Back-trolling plugs, such as a 35-series Hot Shot or a K16 Kwikfish, can also be effective. When using Kwikfish, wrapping them with a herring or sardine fillet is a good idea. If you find a narrow chute, dropping anchor and backing down the plugs by hand can be productive. I've heard of anglers in higher, turbid water doing well by placing a Mack's Lure Hot Wing in front of their plugs for added attraction that won't throw off the action of the plug.
Finally, don't forget a float rod. There are numerous holes in which floating an egg or shrimp cocktail combo can be very effective. In holes where boats are pressuring the upper and middle sections, fish are often pushed into the lower, deeper portion of the hole. By dropping down below the traffic and running a float into the eye of the current or along the edges, you'll be fishing water that a large majority of anglers never spend time on.
In addition to bait fished beneath a float, jigs can also produce on this river. The peaches-and-cream Stuart Steelhead Bullet jig, in 1/8-ounce, has done very well for me over the years. Fish these in faster water, and along shallow, clear seams. These jigs are a good bet when fishing crossover water, where both salmon and steelhead move through.

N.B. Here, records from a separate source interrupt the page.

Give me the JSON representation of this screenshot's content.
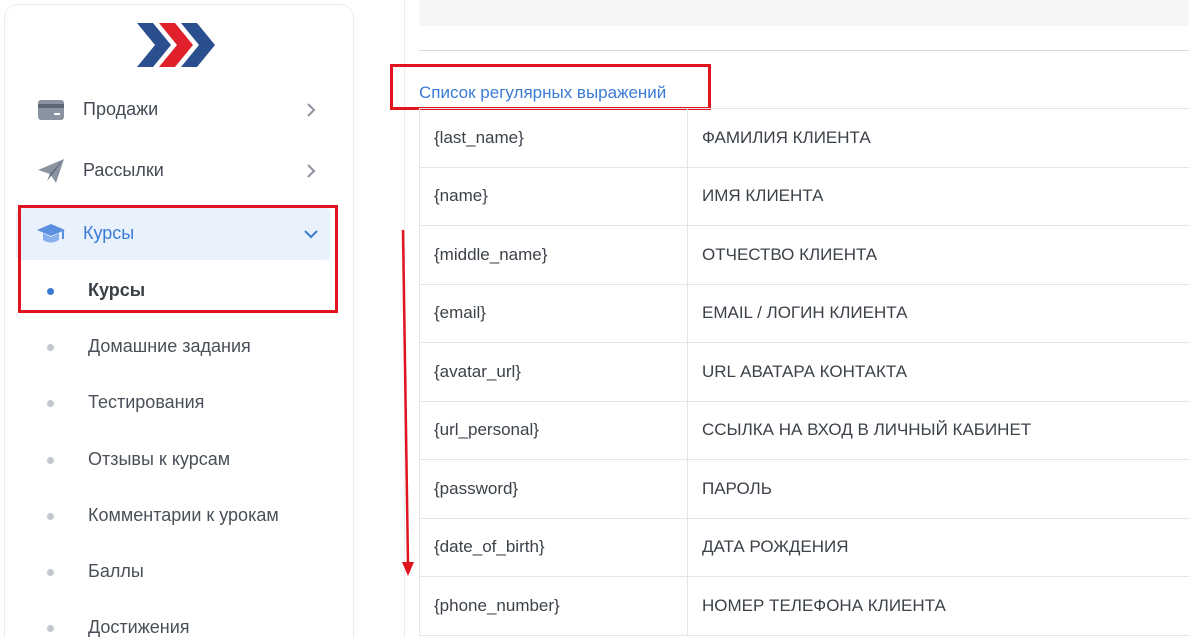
{
  "sidebar": {
    "logo_icon": "chevrons-logo",
    "items": [
      {
        "label": "Продажи",
        "icon": "card-icon",
        "expanded": false
      },
      {
        "label": "Рассылки",
        "icon": "paper-plane-icon",
        "expanded": false
      },
      {
        "label": "Курсы",
        "icon": "graduation-cap-icon",
        "expanded": true
      }
    ],
    "subitems": [
      {
        "label": "Курсы",
        "active": true
      },
      {
        "label": "Домашние задания",
        "active": false
      },
      {
        "label": "Тестирования",
        "active": false
      },
      {
        "label": "Отзывы к курсам",
        "active": false
      },
      {
        "label": "Комментарии к урокам",
        "active": false
      },
      {
        "label": "Баллы",
        "active": false
      },
      {
        "label": "Достижения",
        "active": false
      }
    ]
  },
  "main": {
    "section_title": "Список регулярных выражений",
    "rows": [
      {
        "key": "{last_name}",
        "value": "ФАМИЛИЯ КЛИЕНТА"
      },
      {
        "key": "{name}",
        "value": "ИМЯ КЛИЕНТА"
      },
      {
        "key": "{middle_name}",
        "value": "ОТЧЕСТВО КЛИЕНТА"
      },
      {
        "key": "{email}",
        "value": "EMAIL / ЛОГИН КЛИЕНТА"
      },
      {
        "key": "{avatar_url}",
        "value": "URL АВАТАРА КОНТАКТА"
      },
      {
        "key": "{url_personal}",
        "value": "ССЫЛКА НА ВХОД В ЛИЧНЫЙ КАБИНЕТ"
      },
      {
        "key": "{password}",
        "value": "ПАРОЛЬ"
      },
      {
        "key": "{date_of_birth}",
        "value": "ДАТА РОЖДЕНИЯ"
      },
      {
        "key": "{phone_number}",
        "value": "НОМЕР ТЕЛЕФОНА КЛИЕНТА"
      }
    ]
  },
  "colors": {
    "accent": "#3a7bd5",
    "highlight_box": "#e0141e",
    "active_bg": "#e9f1fd"
  }
}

One day in early June, I back-trolled plugs into a hole without a bite. I pulled over and drift-fished it with no results. Then I tied on the peaches-and-cream jig, and a buddy and I landed four springers in less than 30 minutes. Diversification pays off on this river, period.
Be resourceful and concentrate when fishing the McKenzie. Predict where fish will be and target those zones. The McKenzie is a small stream, and reading the water will allow you to catch more fish. At the same time, it's a clear river, meaning that boat traffic can force fish into different holding zones. If you're behind the crowd on a clear day, try fishing away from the main pathways, since fish will often nudge tighter to ledges, higher in riffles and lower in the deeper holes.
Twenty years ago I would never start fishing the McKenzie until the third week in May, but things have changed in recent years. "In the past two seasons, we've taken limits of fish the last week in April," says Stuart. "It's all just a matter of when they start making their way into the Columbia, then heading up the Willamette, over the Oregon City Falls."
The McKenzie spills into the Willamette River near Eugene. Once the salmon have passed Oregon City, it typically them takes an average of 11 days or so to make their way into the McKenzie, though this can vary depending on a variety of conditions.
Action on the McKenzie has been good into early July, with spurts of fresh fish making their way into the system into early August. Last season, Stuart was catching salmon all the way up to the mid-August closure.
Having fished the McKenzie for over 35 years, I may be a bit partial, for its beauty and the overall experience make this a Blue Ribbon fishery. As if the salmon weren't enough, excellent summer steelhead and world-class rainbow trout action mean
there's never a dull moment. Whenever I take someone down the McKenzie for their first time, I'm reminded just how special the river truly is. Not only is the environment captivating, the fishing will keep you coming back again and again.
(Editor's Note: Scott Haugen is the host of Wolf Creek Production's Classic Outdoor Stories on the Men's Channel. Visit www.scotthaugen.com to attain signed copies of his books, including Egg Cures: Proven Recipes & Techniques and Summer Steelhead Fishing Techniques.)